*WORK INSTRUCTIONS*: Copy out all of the data word for word. Omit every picture.

*PROVIDED RECORDS*:
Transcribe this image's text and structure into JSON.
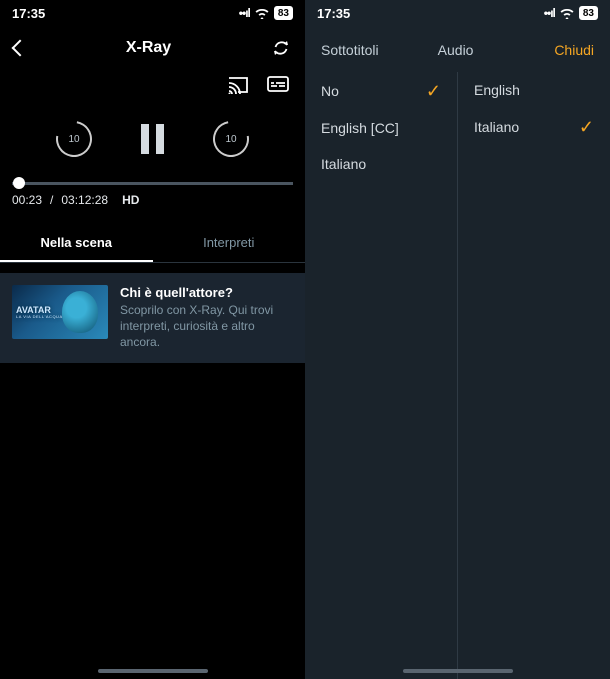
{
  "status": {
    "time": "17:35",
    "battery": "83"
  },
  "left": {
    "header": {
      "title": "X-Ray"
    },
    "player": {
      "skip_seconds": "10",
      "time_current": "00:23",
      "time_total": "03:12:28",
      "quality": "HD"
    },
    "tabs": {
      "scene": "Nella scena",
      "cast": "Interpreti"
    },
    "card": {
      "thumb_title": "AVATAR",
      "thumb_sub": "LA VIA DELL'ACQUA",
      "title": "Chi è quell'attore?",
      "desc": "Scoprilo con X-Ray. Qui trovi interpreti, curiosità e altro ancora."
    }
  },
  "right": {
    "header": {
      "subtitles": "Sottotitoli",
      "audio": "Audio",
      "close": "Chiudi"
    },
    "subtitles": {
      "none": "No",
      "english_cc": "English [CC]",
      "italian": "Italiano",
      "selected": "none"
    },
    "audio": {
      "english": "English",
      "italian": "Italiano",
      "selected": "italian"
    }
  }
}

*WRITTEN ANSWER*:
Transcribe this image's text and structure into JSON.
{
  "status": {
    "time": "17:35",
    "battery": "83"
  },
  "left": {
    "header": {
      "title": "X-Ray"
    },
    "player": {
      "skip_seconds": "10",
      "time_current": "00:23",
      "time_total": "03:12:28",
      "quality": "HD"
    },
    "tabs": {
      "scene": "Nella scena",
      "cast": "Interpreti"
    },
    "card": {
      "thumb_title": "AVATAR",
      "thumb_sub": "LA VIA DELL'ACQUA",
      "title": "Chi è quell'attore?",
      "desc": "Scoprilo con X-Ray. Qui trovi interpreti, curiosità e altro ancora."
    }
  },
  "right": {
    "header": {
      "subtitles": "Sottotitoli",
      "audio": "Audio",
      "close": "Chiudi"
    },
    "subtitles": {
      "none": "No",
      "english_cc": "English [CC]",
      "italian": "Italiano",
      "selected": "none"
    },
    "audio": {
      "english": "English",
      "italian": "Italiano",
      "selected": "italian"
    }
  }
}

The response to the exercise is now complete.